◆ **DATA EXCERPTS**
= = = =

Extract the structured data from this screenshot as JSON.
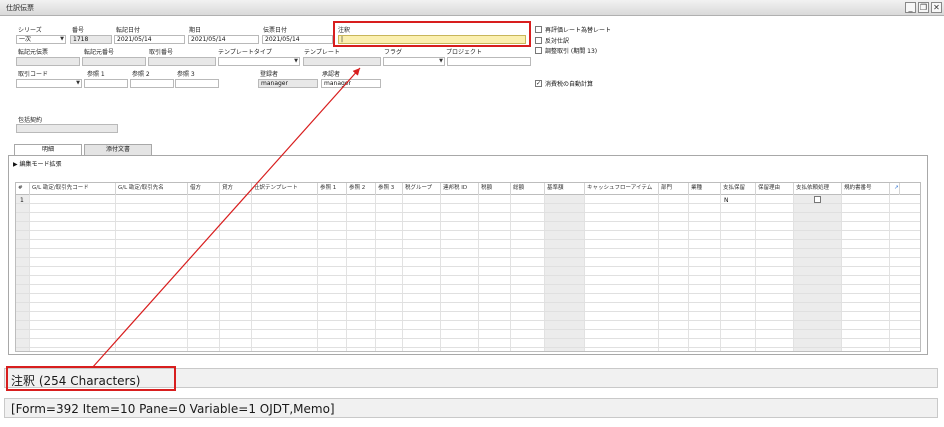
{
  "window": {
    "title": "仕訳伝票"
  },
  "fields": {
    "series_label": "シリーズ",
    "series_value": "一次",
    "number_label": "番号",
    "number_value": "1718",
    "posting_date_label": "転記日付",
    "posting_date_value": "2021/05/14",
    "due_date_label": "期日",
    "due_date_value": "2021/05/14",
    "doc_date_label": "伝票日付",
    "doc_date_value": "2021/05/14",
    "remarks_label": "注釈",
    "remarks_value": "|",
    "origin_doc_label": "転記元伝票",
    "origin_no_label": "転記元番号",
    "trans_no_label": "取引番号",
    "template_type_label": "テンプレートタイプ",
    "template_label": "テンプレート",
    "flag_label": "フラグ",
    "project_label": "プロジェクト",
    "trans_code_label": "取引コード",
    "ref1_label": "参照 1",
    "ref2_label": "参照 2",
    "ref3_label": "参照 3",
    "creator_label": "登録者",
    "creator_value": "manager",
    "approver_label": "承認者",
    "approver_value": "manager",
    "agreement_label": "包括契約"
  },
  "checkboxes": {
    "revaluation": "再評価レート為替レート",
    "reversal": "反対仕訳",
    "adjustment": "調整取引 (期間 13)",
    "auto_tax": "消費税の自動計算"
  },
  "tabs": [
    "明細",
    "添付文書"
  ],
  "edit_mode": "編集モード拡張",
  "grid": {
    "headers": [
      "#",
      "G/L 勘定/取引先コード",
      "G/L 勘定/取引先名",
      "借方",
      "貸方",
      "仕訳テンプレート",
      "参照 1",
      "参照 2",
      "参照 3",
      "税グループ",
      "連邦税 ID",
      "税額",
      "総額",
      "基準額",
      "キャッシュフローアイテム",
      "部門",
      "業種",
      "支払保留",
      "保留理由",
      "支払依頼処理",
      "規約書番号"
    ],
    "row1_num": "1",
    "row1_hold": "N"
  },
  "status": {
    "field_info": "注釈 (254 Characters)",
    "form_info": "[Form=392 Item=10 Pane=0 Variable=1 OJDT,Memo]"
  },
  "colors": {
    "highlight": "#d81e1e",
    "remarks_bg": "#fbf0b0"
  }
}
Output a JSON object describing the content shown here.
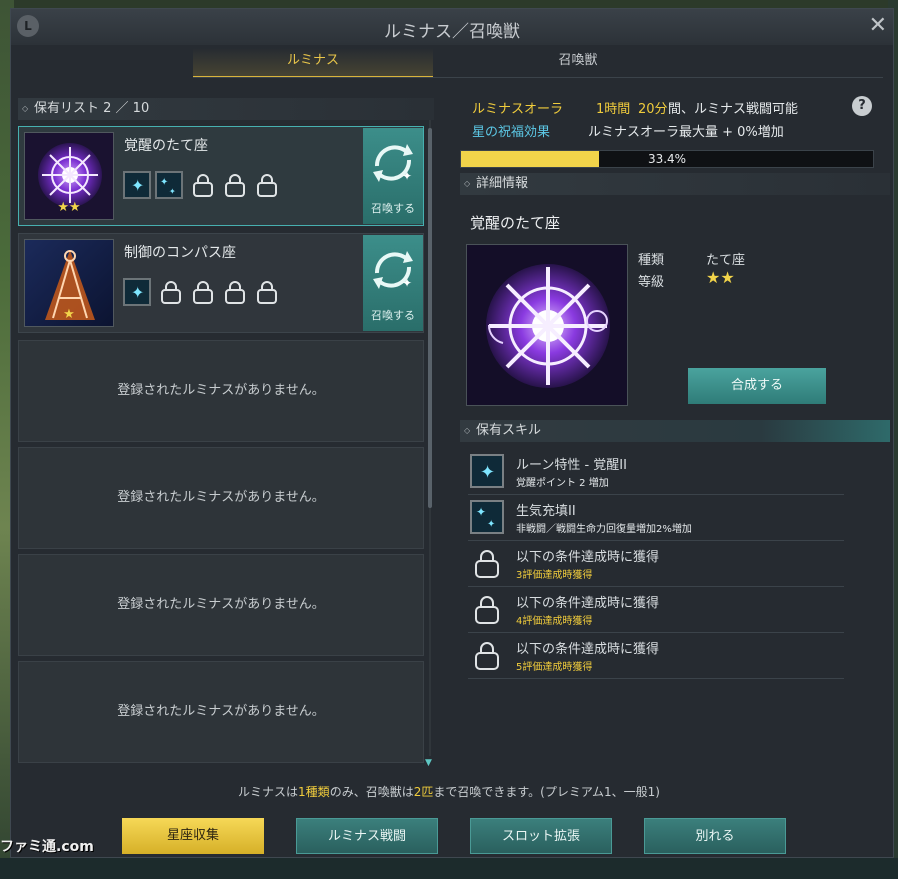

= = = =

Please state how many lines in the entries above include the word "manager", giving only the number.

2